Bill "Bojangles" Robinson Menu
Constance Valis Hill writes of Bill "Bojangles" Robinson's success as a vaudeville performer: "Onstage, his open face, twinkling eyes and infectious smile were irresistible, as was his tapping, which was delicate and clear." (Photograph from the Dance Division, New York Public Library for the Performing Arts, Astor, Lenox, and Tilden Foundations.)
Hailed as the Father of tapology, Bill "Bojangles" Robinson (1878-1949) began performing on street corners as a youngster and, at age eleven, joined The South Before the War, a touring production. Robinson gained his nickname because of his reputation as a "jangler" and is immortalized in the song "Mr. Bojangles." He arrived in New York in 1898 and, within ten years, was a vaudeville soloist and star, billed as Dark Cloud of Joy. His Stair Dance was perfected in the early 1920s, but Robinson's number became classic as performed with Shirley Temple in The Little Colonel (1935), one of fourteen movies in which he appeared. The first of his six Broadway shows was Blackbirds of 1928. Robinson reached an entirely new audience with Michael Todd's Swing Mikado, when the production moved from the Great White Way to New York's 1939 World's Fair. The first black soloist to star on white vaudeville circuits, he was a headliner for forty years, known for strict tempos and smooth shifts executed on his toes. Robinson coined the word "copasetic," to signify "all is fine." Formed in 1949, the black dance fraternity became the Copasetics in his honor.
Bill "Bojangles" Robinson was known for his signature stair dance, here performed

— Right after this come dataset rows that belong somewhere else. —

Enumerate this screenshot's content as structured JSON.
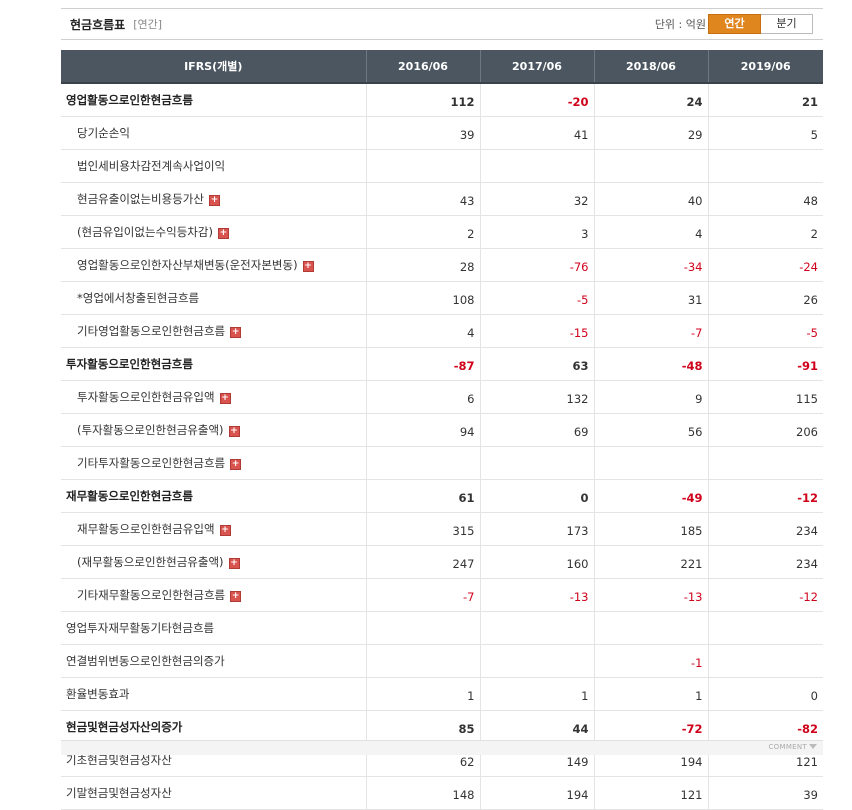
{
  "header": {
    "title": "현금흐름표",
    "period_tag": "[연간]",
    "unit": "단위 : 억원",
    "toggle": {
      "annual": "연간",
      "quarterly": "분기"
    }
  },
  "table": {
    "columns": [
      "IFRS(개별)",
      "2016/06",
      "2017/06",
      "2018/06",
      "2019/06"
    ],
    "rows": [
      {
        "label": "영업활동으로인한현금흐름",
        "level": "main",
        "expand": false,
        "values": [
          "112",
          "-20",
          "24",
          "21"
        ]
      },
      {
        "label": "당기순손익",
        "level": "sub",
        "expand": false,
        "values": [
          "39",
          "41",
          "29",
          "5"
        ]
      },
      {
        "label": "법인세비용차감전계속사업이익",
        "level": "sub",
        "expand": false,
        "values": [
          "",
          "",
          "",
          ""
        ]
      },
      {
        "label": "현금유출이없는비용등가산",
        "level": "sub",
        "expand": true,
        "values": [
          "43",
          "32",
          "40",
          "48"
        ]
      },
      {
        "label": "(현금유입이없는수익등차감)",
        "level": "sub",
        "expand": true,
        "values": [
          "2",
          "3",
          "4",
          "2"
        ]
      },
      {
        "label": "영업활동으로인한자산부채변동(운전자본변동)",
        "level": "sub",
        "expand": true,
        "values": [
          "28",
          "-76",
          "-34",
          "-24"
        ]
      },
      {
        "label": "*영업에서창출된현금흐름",
        "level": "sub",
        "expand": false,
        "values": [
          "108",
          "-5",
          "31",
          "26"
        ]
      },
      {
        "label": "기타영업활동으로인한현금흐름",
        "level": "sub",
        "expand": true,
        "values": [
          "4",
          "-15",
          "-7",
          "-5"
        ]
      },
      {
        "label": "투자활동으로인한현금흐름",
        "level": "main",
        "expand": false,
        "values": [
          "-87",
          "63",
          "-48",
          "-91"
        ]
      },
      {
        "label": "투자활동으로인한현금유입액",
        "level": "sub",
        "expand": true,
        "values": [
          "6",
          "132",
          "9",
          "115"
        ]
      },
      {
        "label": "(투자활동으로인한현금유출액)",
        "level": "sub",
        "expand": true,
        "values": [
          "94",
          "69",
          "56",
          "206"
        ]
      },
      {
        "label": "기타투자활동으로인한현금흐름",
        "level": "sub",
        "expand": true,
        "values": [
          "",
          "",
          "",
          ""
        ]
      },
      {
        "label": "재무활동으로인한현금흐름",
        "level": "main",
        "expand": false,
        "values": [
          "61",
          "0",
          "-49",
          "-12"
        ]
      },
      {
        "label": "재무활동으로인한현금유입액",
        "level": "sub",
        "expand": true,
        "values": [
          "315",
          "173",
          "185",
          "234"
        ]
      },
      {
        "label": "(재무활동으로인한현금유출액)",
        "level": "sub",
        "expand": true,
        "values": [
          "247",
          "160",
          "221",
          "234"
        ]
      },
      {
        "label": "기타재무활동으로인한현금흐름",
        "level": "sub",
        "expand": true,
        "values": [
          "-7",
          "-13",
          "-13",
          "-12"
        ]
      },
      {
        "label": "영업투자재무활동기타현금흐름",
        "level": "top",
        "expand": false,
        "values": [
          "",
          "",
          "",
          ""
        ]
      },
      {
        "label": "연결범위변동으로인한현금의증가",
        "level": "top",
        "expand": false,
        "values": [
          "",
          "",
          "-1",
          ""
        ]
      },
      {
        "label": "환율변동효과",
        "level": "top",
        "expand": false,
        "values": [
          "1",
          "1",
          "1",
          "0"
        ]
      },
      {
        "label": "현금및현금성자산의증가",
        "level": "main",
        "expand": false,
        "values": [
          "85",
          "44",
          "-72",
          "-82"
        ]
      },
      {
        "label": "기초현금및현금성자산",
        "level": "top",
        "expand": false,
        "values": [
          "62",
          "149",
          "194",
          "121"
        ]
      },
      {
        "label": "기말현금및현금성자산",
        "level": "top",
        "expand": false,
        "values": [
          "148",
          "194",
          "121",
          "39"
        ]
      }
    ]
  },
  "footer": {
    "comment": "COMMENT"
  },
  "colors": {
    "header_bg": "#4b5660",
    "toggle_active": "#e0861e",
    "negative": "#d0021b",
    "expand_icon": "#d9534f"
  },
  "icons": {
    "expand": "plus-icon",
    "comment_toggle": "chevron-down-icon"
  }
}
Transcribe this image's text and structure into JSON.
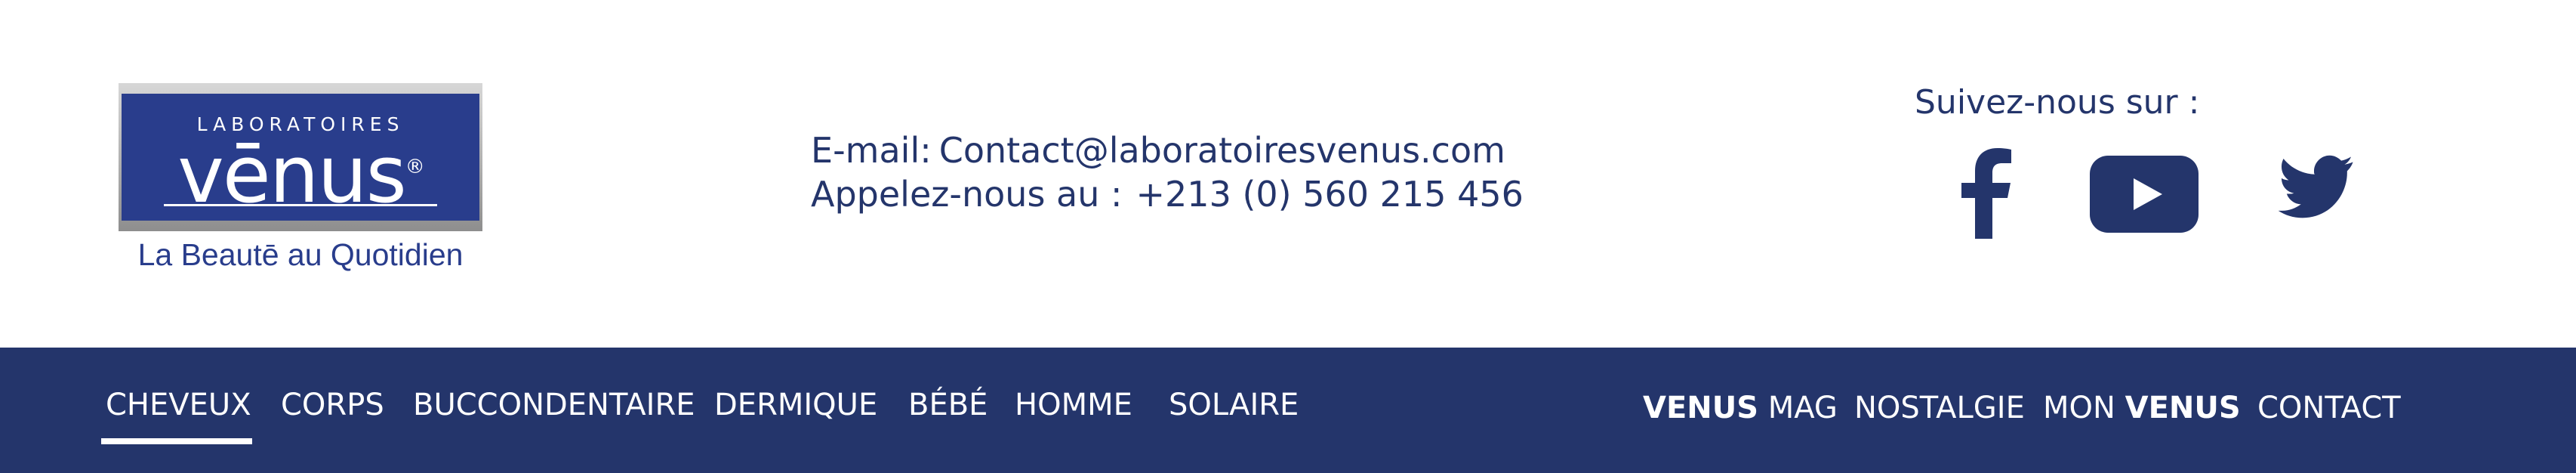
{
  "logo": {
    "top_text": "LABORATOIRES",
    "brand": "vēnus",
    "registered": "®",
    "tagline": "La Beautē au Quotidien"
  },
  "contact": {
    "email_label": "E-mail:",
    "email_value": "Contact@laboratoiresvenus.com",
    "phone_label": "Appelez-nous au :",
    "phone_value": "+213 (0) 560 215 456"
  },
  "social": {
    "label": "Suivez-nous sur :",
    "icons": [
      "facebook-icon",
      "youtube-icon",
      "twitter-icon"
    ]
  },
  "nav": {
    "left": [
      "CHEVEUX",
      "CORPS",
      "BUCCONDENTAIRE",
      "DERMIQUE",
      "BÉBÉ",
      "HOMME",
      "SOLAIRE"
    ],
    "active": "CHEVEUX",
    "right": {
      "venus_mag_bold": "VENUS",
      "venus_mag_rest": " MAG",
      "nostalgie": "NOSTALGIE",
      "mon_venus_rest": "MON ",
      "mon_venus_bold": "VENUS",
      "contact": "CONTACT"
    }
  },
  "colors": {
    "brand_navy": "#24356b",
    "logo_blue": "#293d8c",
    "white": "#ffffff"
  }
}
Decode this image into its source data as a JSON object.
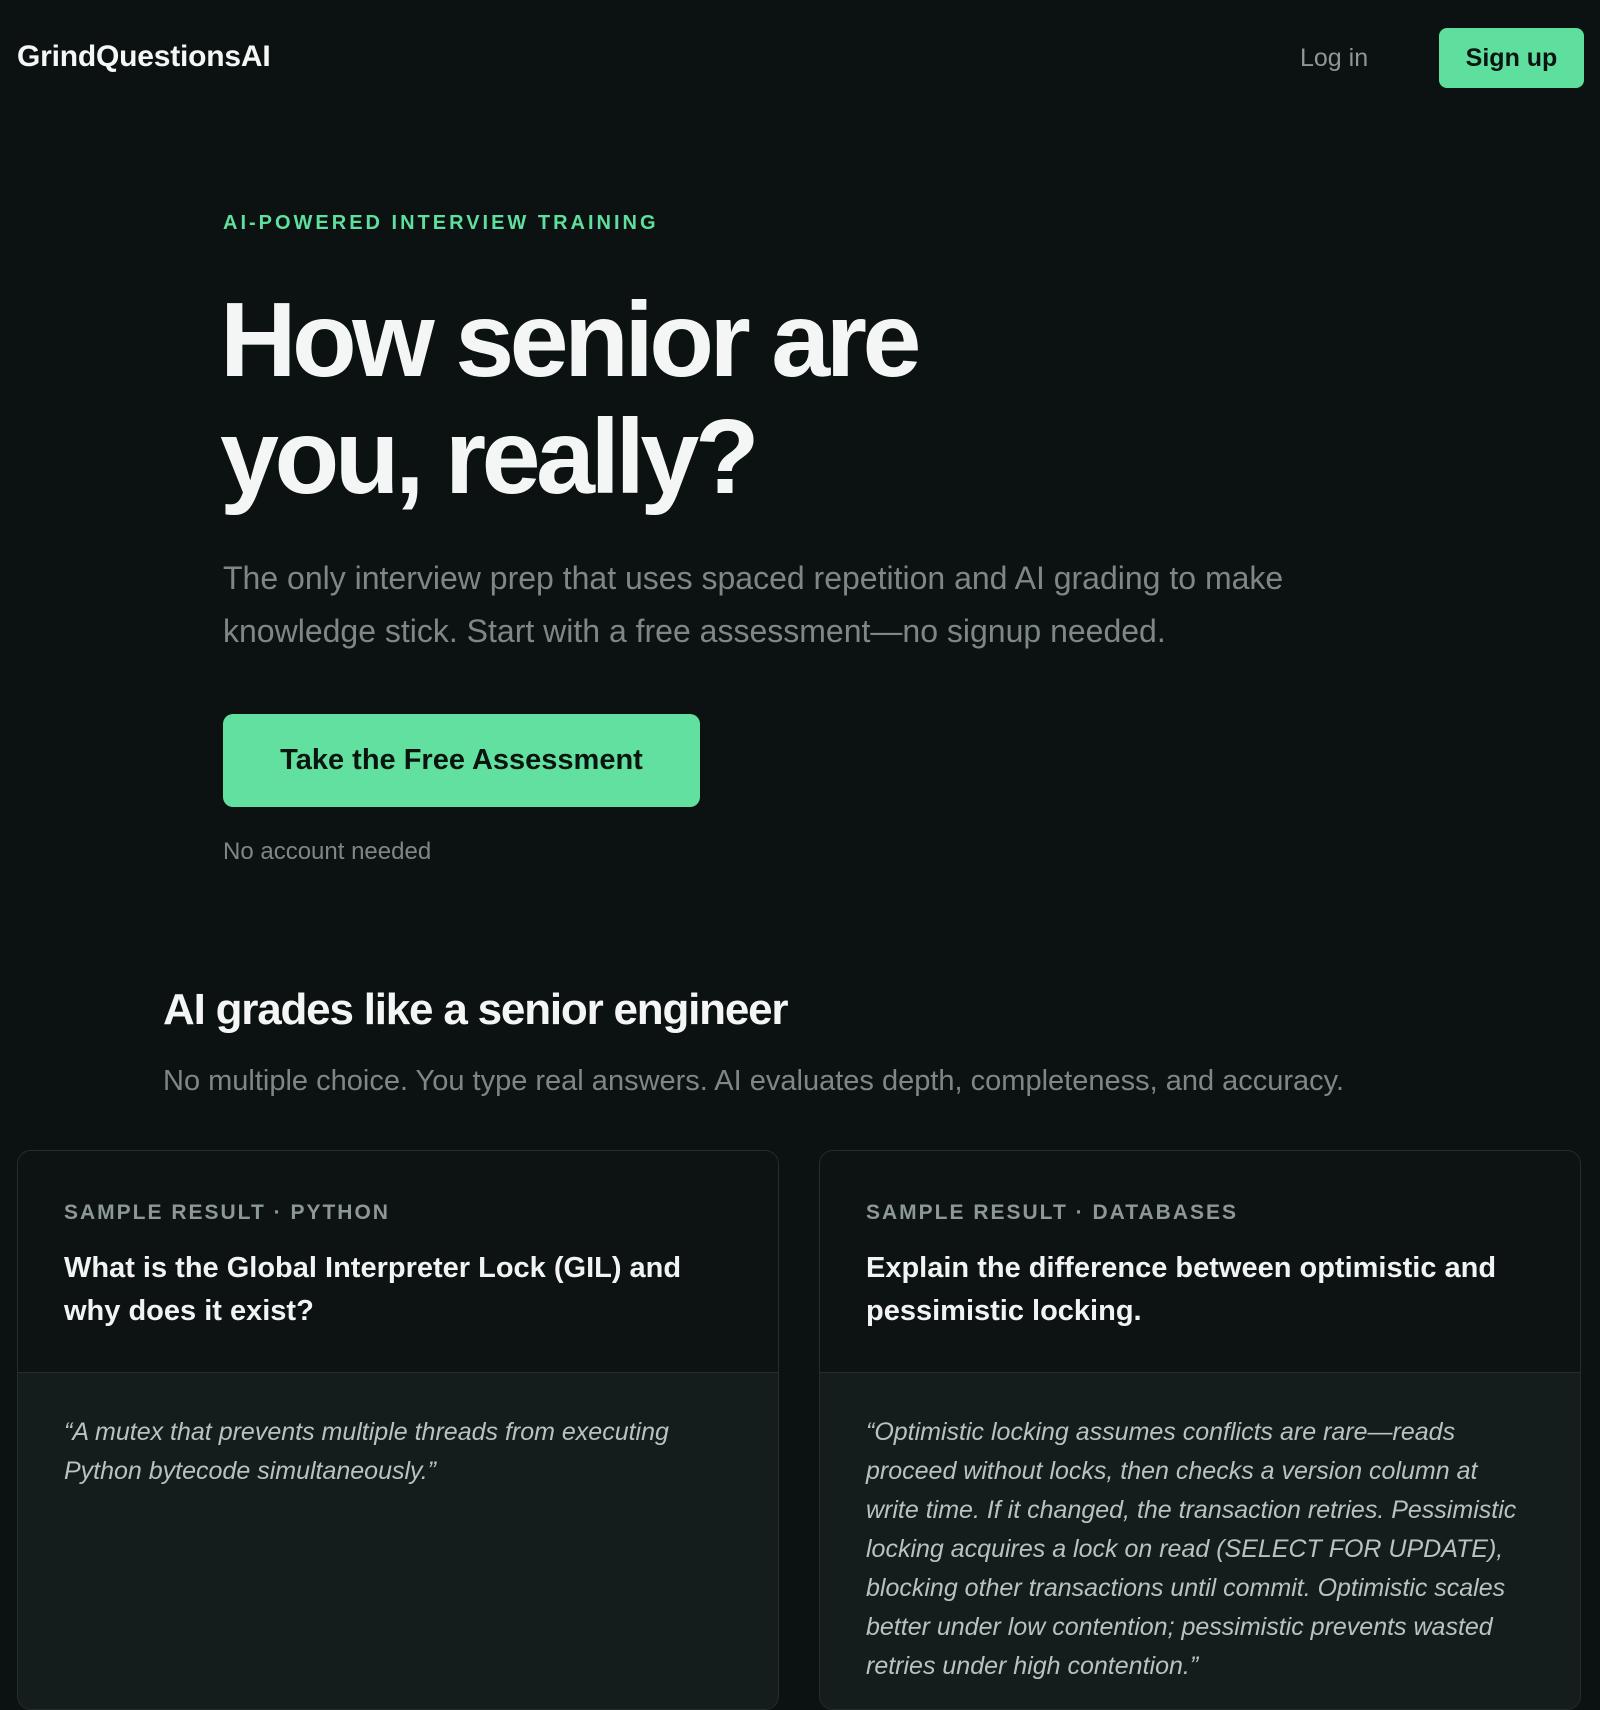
{
  "header": {
    "logo": "GrindQuestionsAI",
    "login_label": "Log in",
    "signup_label": "Sign up"
  },
  "hero": {
    "eyebrow": "AI-POWERED INTERVIEW TRAINING",
    "title_line1": "How senior are",
    "title_line2": "you, really?",
    "subtitle": "The only interview prep that uses spaced repetition and AI grading to make knowledge stick. Start with a free assessment—no signup needed.",
    "cta_label": "Take the Free Assessment",
    "cta_note": "No account needed"
  },
  "section": {
    "title": "AI grades like a senior engineer",
    "subtitle": "No multiple choice. You type real answers. AI evaluates depth, completeness, and accuracy."
  },
  "cards": [
    {
      "meta": "SAMPLE RESULT · PYTHON",
      "question": "What is the Global Interpreter Lock (GIL) and why does it exist?",
      "answer": "“A mutex that prevents multiple threads from executing Python bytecode simultaneously.”"
    },
    {
      "meta": "SAMPLE RESULT · DATABASES",
      "question": "Explain the difference between optimistic and pessimistic locking.",
      "answer": "“Optimistic locking assumes conflicts are rare—reads proceed without locks, then checks a version column at write time. If it changed, the transaction retries. Pessimistic locking acquires a lock on read (SELECT FOR UPDATE), blocking other transactions until commit. Optimistic scales better under low contention; pessimistic prevents wasted retries under high contention.”"
    }
  ],
  "colors": {
    "background": "#0c1212",
    "accent": "#5fdf9e",
    "muted_text": "#7d8885"
  }
}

with child star Shirley Temple in The Little Colonel, 1935. Temple's popular movies
gave Robinson's dancing nation-wide exposure.